• [RECORDS SHOWN]
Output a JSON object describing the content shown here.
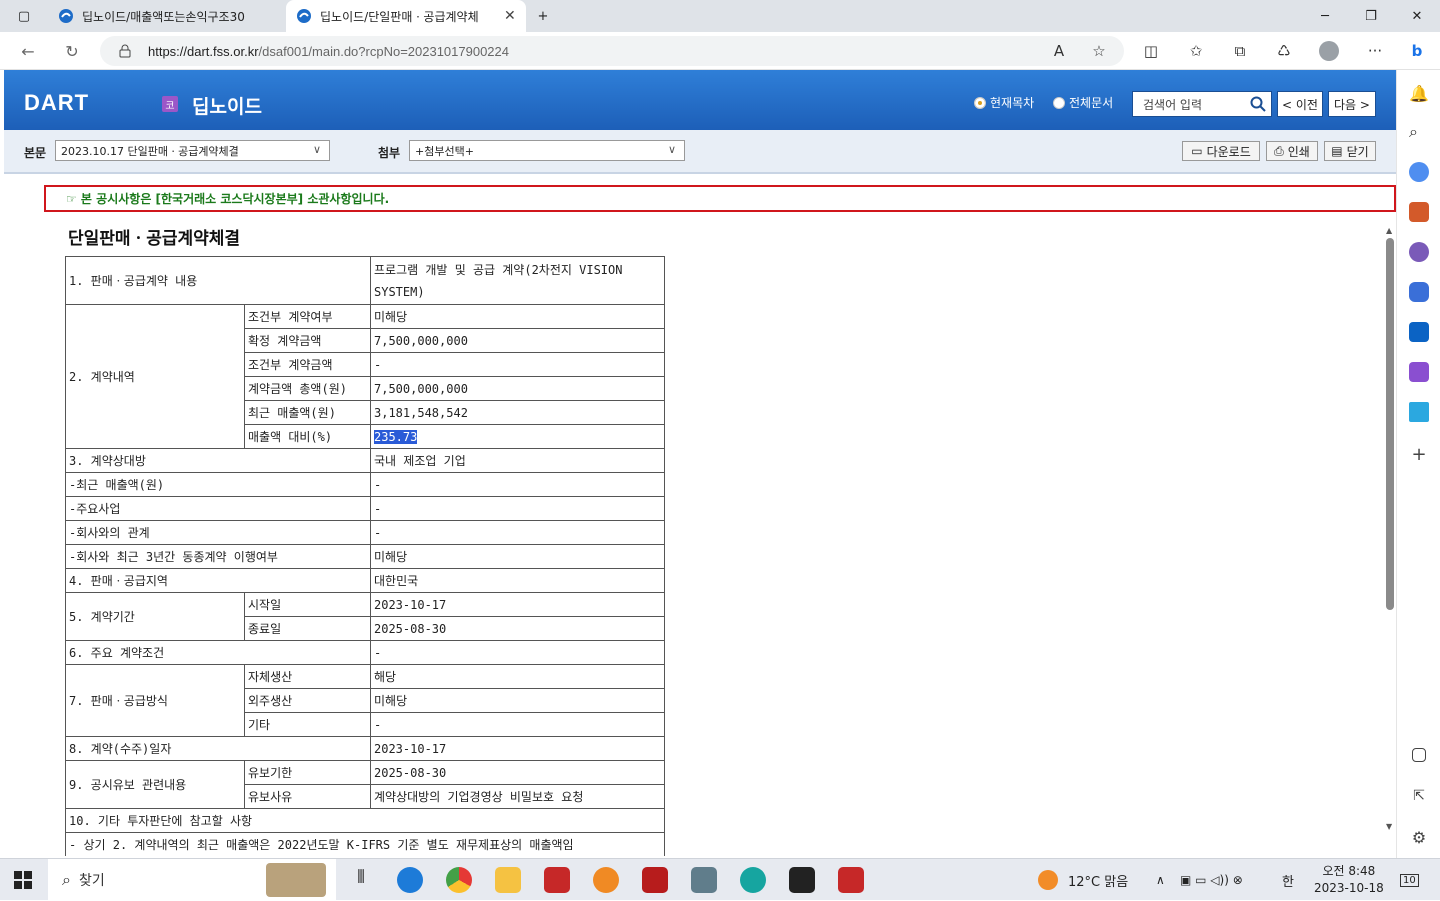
{
  "browser": {
    "tabs": [
      {
        "title": "딥노이드/매출액또는손익구조30"
      },
      {
        "title": "딥노이드/단일판매ㆍ공급계약체"
      }
    ],
    "url_host": "https://dart.fss.or.kr",
    "url_path": "/dsaf001/main.do?rcpNo=20231017900224",
    "new_tab": "+",
    "min": "─",
    "max": "❐",
    "close": "✕"
  },
  "header": {
    "logo": "DART",
    "corp_badge": "코",
    "corp_name": "딥노이드",
    "radio_current": "현재목차",
    "radio_all": "전체문서",
    "search_placeholder": "검색어 입력",
    "prev": "< 이전",
    "next": "다음 >"
  },
  "subbar": {
    "main_label": "본문",
    "main_select": "2023.10.17  단일판매ㆍ공급계약체결",
    "attach_label": "첨부",
    "attach_select": "+첨부선택+",
    "download": "다운로드",
    "print": "인쇄",
    "close": "닫기"
  },
  "notice": "☞ 본 공시사항은 [한국거래소 코스닥시장본부] 소관사항입니다.",
  "doc_title": "단일판매ㆍ공급계약체결",
  "table": {
    "r1_label": "1. 판매ㆍ공급계약 내용",
    "r1_val": "프로그램 개발 및 공급 계약(2차전지 VISION",
    "r1_val2": "SYSTEM)",
    "r2_label": "2. 계약내역",
    "r2_rows": [
      {
        "k": "조건부 계약여부",
        "v": "미해당"
      },
      {
        "k": "확정 계약금액",
        "v": "7,500,000,000"
      },
      {
        "k": "조건부 계약금액",
        "v": "-"
      },
      {
        "k": "계약금액 총액(원)",
        "v": "7,500,000,000"
      },
      {
        "k": "최근 매출액(원)",
        "v": "3,181,548,542"
      },
      {
        "k": "매출액 대비(%)",
        "v": "235.73"
      }
    ],
    "r3_label": "3. 계약상대방",
    "r3_val": "국내 제조업 기업",
    "r3a_label": "-최근 매출액(원)",
    "r3a_val": "-",
    "r3b_label": "-주요사업",
    "r3b_val": "-",
    "r3c_label": "-회사와의 관계",
    "r3c_val": "-",
    "r3d_label": "-회사와 최근 3년간 동종계약 이행여부",
    "r3d_val": "미해당",
    "r4_label": "4. 판매ㆍ공급지역",
    "r4_val": "대한민국",
    "r5_label": "5. 계약기간",
    "r5_start_k": "시작일",
    "r5_start_v": "2023-10-17",
    "r5_end_k": "종료일",
    "r5_end_v": "2025-08-30",
    "r6_label": "6. 주요 계약조건",
    "r6_val": "-",
    "r7_label": "7. 판매ㆍ공급방식",
    "r7a_k": "자체생산",
    "r7a_v": "해당",
    "r7b_k": "외주생산",
    "r7b_v": "미해당",
    "r7c_k": "기타",
    "r7c_v": "-",
    "r8_label": "8. 계약(수주)일자",
    "r8_val": "2023-10-17",
    "r9_label": "9. 공시유보 관련내용",
    "r9a_k": "유보기한",
    "r9a_v": "2025-08-30",
    "r9b_k": "유보사유",
    "r9b_v": "계약상대방의 기업경영상 비밀보호 요청",
    "r10_label": "10. 기타 투자판단에 참고할 사항",
    "r10_cut": "- 상기 2. 계약내역의 최근 매출액은 2022년도말 K-IFRS 기준 별도 재무제표상의 매출액임"
  },
  "taskbar": {
    "search": "찾기",
    "weather": "12°C  맑음",
    "ime": "한",
    "time": "오전 8:48",
    "date": "2023-10-18",
    "notif": "10"
  }
}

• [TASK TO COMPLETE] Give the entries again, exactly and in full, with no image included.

• [EXERCISE ANSWER]
Output a JSON object describing the content shown here.
{
  "browser": {
    "tabs": [
      {
        "title": "딥노이드/매출액또는손익구조30"
      },
      {
        "title": "딥노이드/단일판매ㆍ공급계약체"
      }
    ],
    "url_host": "https://dart.fss.or.kr",
    "url_path": "/dsaf001/main.do?rcpNo=20231017900224",
    "new_tab": "+",
    "min": "─",
    "max": "❐",
    "close": "✕"
  },
  "header": {
    "logo": "DART",
    "corp_badge": "코",
    "corp_name": "딥노이드",
    "radio_current": "현재목차",
    "radio_all": "전체문서",
    "search_placeholder": "검색어 입력",
    "prev": "< 이전",
    "next": "다음 >"
  },
  "subbar": {
    "main_label": "본문",
    "main_select": "2023.10.17  단일판매ㆍ공급계약체결",
    "attach_label": "첨부",
    "attach_select": "+첨부선택+",
    "download": "다운로드",
    "print": "인쇄",
    "close": "닫기"
  },
  "notice": "☞ 본 공시사항은 [한국거래소 코스닥시장본부] 소관사항입니다.",
  "doc_title": "단일판매ㆍ공급계약체결",
  "table": {
    "r1_label": "1. 판매ㆍ공급계약 내용",
    "r1_val": "프로그램 개발 및 공급 계약(2차전지 VISION",
    "r1_val2": "SYSTEM)",
    "r2_label": "2. 계약내역",
    "r2_rows": [
      {
        "k": "조건부 계약여부",
        "v": "미해당"
      },
      {
        "k": "확정 계약금액",
        "v": "7,500,000,000"
      },
      {
        "k": "조건부 계약금액",
        "v": "-"
      },
      {
        "k": "계약금액 총액(원)",
        "v": "7,500,000,000"
      },
      {
        "k": "최근 매출액(원)",
        "v": "3,181,548,542"
      },
      {
        "k": "매출액 대비(%)",
        "v": "235.73"
      }
    ],
    "r3_label": "3. 계약상대방",
    "r3_val": "국내 제조업 기업",
    "r3a_label": "-최근 매출액(원)",
    "r3a_val": "-",
    "r3b_label": "-주요사업",
    "r3b_val": "-",
    "r3c_label": "-회사와의 관계",
    "r3c_val": "-",
    "r3d_label": "-회사와 최근 3년간 동종계약 이행여부",
    "r3d_val": "미해당",
    "r4_label": "4. 판매ㆍ공급지역",
    "r4_val": "대한민국",
    "r5_label": "5. 계약기간",
    "r5_start_k": "시작일",
    "r5_start_v": "2023-10-17",
    "r5_end_k": "종료일",
    "r5_end_v": "2025-08-30",
    "r6_label": "6. 주요 계약조건",
    "r6_val": "-",
    "r7_label": "7. 판매ㆍ공급방식",
    "r7a_k": "자체생산",
    "r7a_v": "해당",
    "r7b_k": "외주생산",
    "r7b_v": "미해당",
    "r7c_k": "기타",
    "r7c_v": "-",
    "r8_label": "8. 계약(수주)일자",
    "r8_val": "2023-10-17",
    "r9_label": "9. 공시유보 관련내용",
    "r9a_k": "유보기한",
    "r9a_v": "2025-08-30",
    "r9b_k": "유보사유",
    "r9b_v": "계약상대방의 기업경영상 비밀보호 요청",
    "r10_label": "10. 기타 투자판단에 참고할 사항",
    "r10_cut": "- 상기 2. 계약내역의 최근 매출액은 2022년도말 K-IFRS 기준 별도 재무제표상의 매출액임"
  },
  "taskbar": {
    "search": "찾기",
    "weather": "12°C  맑음",
    "ime": "한",
    "time": "오전 8:48",
    "date": "2023-10-18",
    "notif": "10"
  }
}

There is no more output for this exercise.